Task description
Lines containing the string "close": how many are there below? Answer with the number only.
┌─ Entries shown
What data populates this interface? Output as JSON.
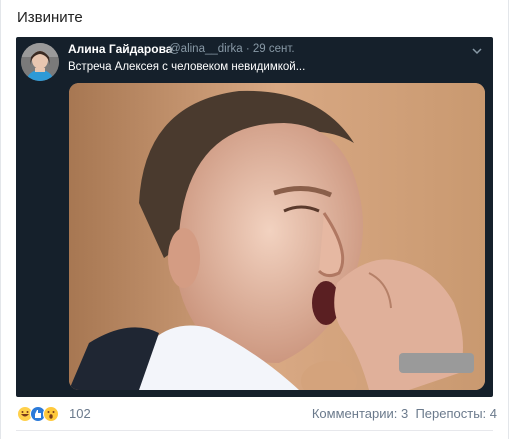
{
  "post": {
    "text": "Извините"
  },
  "tweet": {
    "author_name": "Алина Гайдарова",
    "author_handle": "@alina__dirka · 29 сент.",
    "text": "Встреча Алексея с человеком невидимкой...",
    "menu_icon": "chevron-down-icon",
    "card_bg": "#15202b"
  },
  "reactions": {
    "icons": [
      "laugh-reaction-icon",
      "like-reaction-icon",
      "wow-reaction-icon"
    ],
    "count": "102"
  },
  "stats": {
    "comments": "Комментарии: 3",
    "shares": "Перепосты: 4"
  }
}
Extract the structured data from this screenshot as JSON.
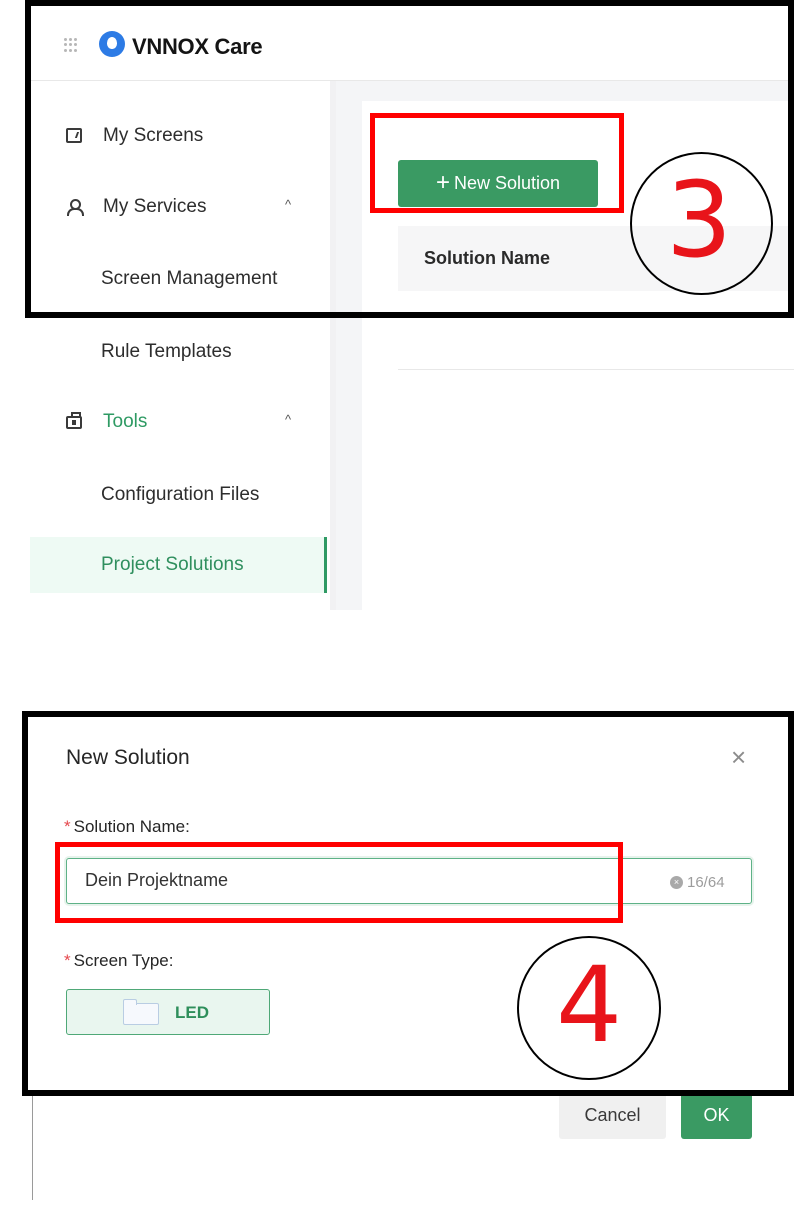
{
  "app": {
    "title": "VNNOX Care"
  },
  "sidebar": {
    "items": [
      {
        "label": "My Screens",
        "icon": "monitor-icon"
      },
      {
        "label": "My Services",
        "icon": "user-icon",
        "chevron": "^"
      },
      {
        "label": "Screen Management"
      },
      {
        "label": "Rule Templates"
      },
      {
        "label": "Tools",
        "icon": "toolbox-icon",
        "chevron": "^"
      },
      {
        "label": "Configuration Files"
      },
      {
        "label": "Project Solutions",
        "active": true
      }
    ]
  },
  "main": {
    "new_button": {
      "plus": "+",
      "label": "New Solution"
    },
    "table_header": {
      "name": "Solution Name"
    }
  },
  "dialog": {
    "title": "New Solution",
    "close": "×",
    "name_field": {
      "required_mark": "*",
      "label": "Solution Name:",
      "value": "Dein Projektname",
      "clear": "×",
      "counter": "16/64"
    },
    "type_field": {
      "required_mark": "*",
      "label": "Screen Type:",
      "option": "LED"
    },
    "cancel": "Cancel",
    "ok": "OK"
  },
  "annotations": {
    "step_3": "3",
    "step_4": "4"
  },
  "colors": {
    "accent_green": "#3a9a63",
    "annotation_red": "#ff0000",
    "required_star": "#e5484d",
    "logo_blue": "#2d7be5"
  }
}
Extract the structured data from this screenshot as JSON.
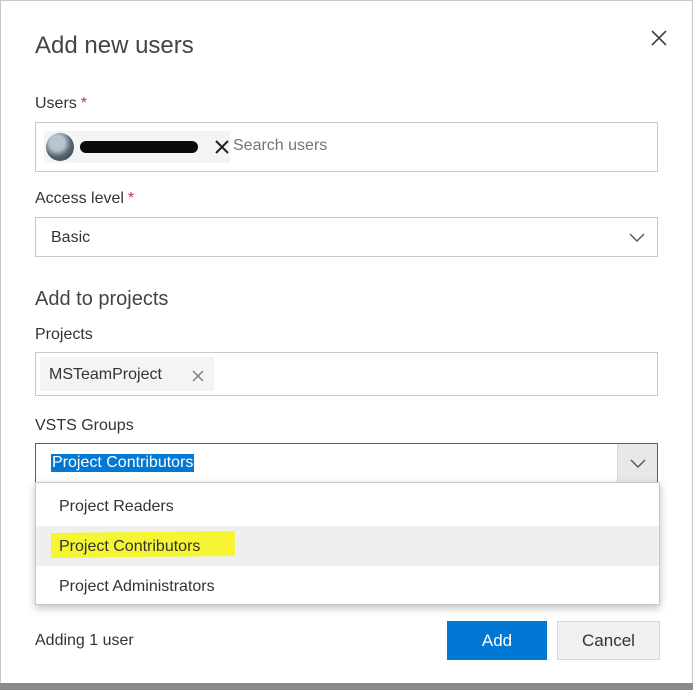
{
  "dialog": {
    "title": "Add new users"
  },
  "users": {
    "label": "Users",
    "required_mark": "*",
    "search_placeholder": "Search users"
  },
  "access_level": {
    "label": "Access level",
    "required_mark": "*",
    "value": "Basic"
  },
  "add_to_projects": {
    "heading": "Add to projects",
    "projects_label": "Projects",
    "project_chip": "MSTeamProject"
  },
  "vsts_groups": {
    "label": "VSTS Groups",
    "value": "Project Contributors",
    "options": [
      {
        "label": "Project Readers"
      },
      {
        "label": "Project Contributors"
      },
      {
        "label": "Project Administrators"
      }
    ]
  },
  "footer": {
    "status": "Adding 1 user",
    "add_label": "Add",
    "cancel_label": "Cancel"
  },
  "colors": {
    "accent": "#0078d4",
    "required": "#c4314b",
    "annotation_highlight": "#f5f534"
  },
  "icons": {
    "close": "close-icon",
    "remove_chip": "close-icon",
    "dropdown": "chevron-down-icon"
  }
}
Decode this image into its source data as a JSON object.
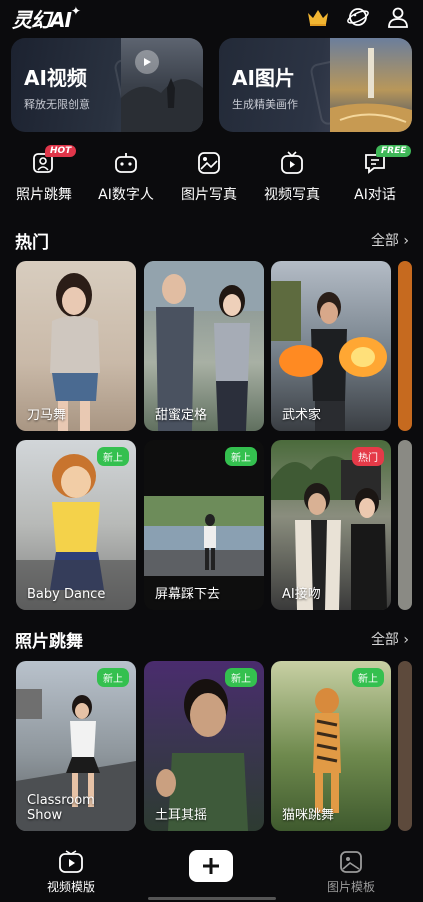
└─
Result
3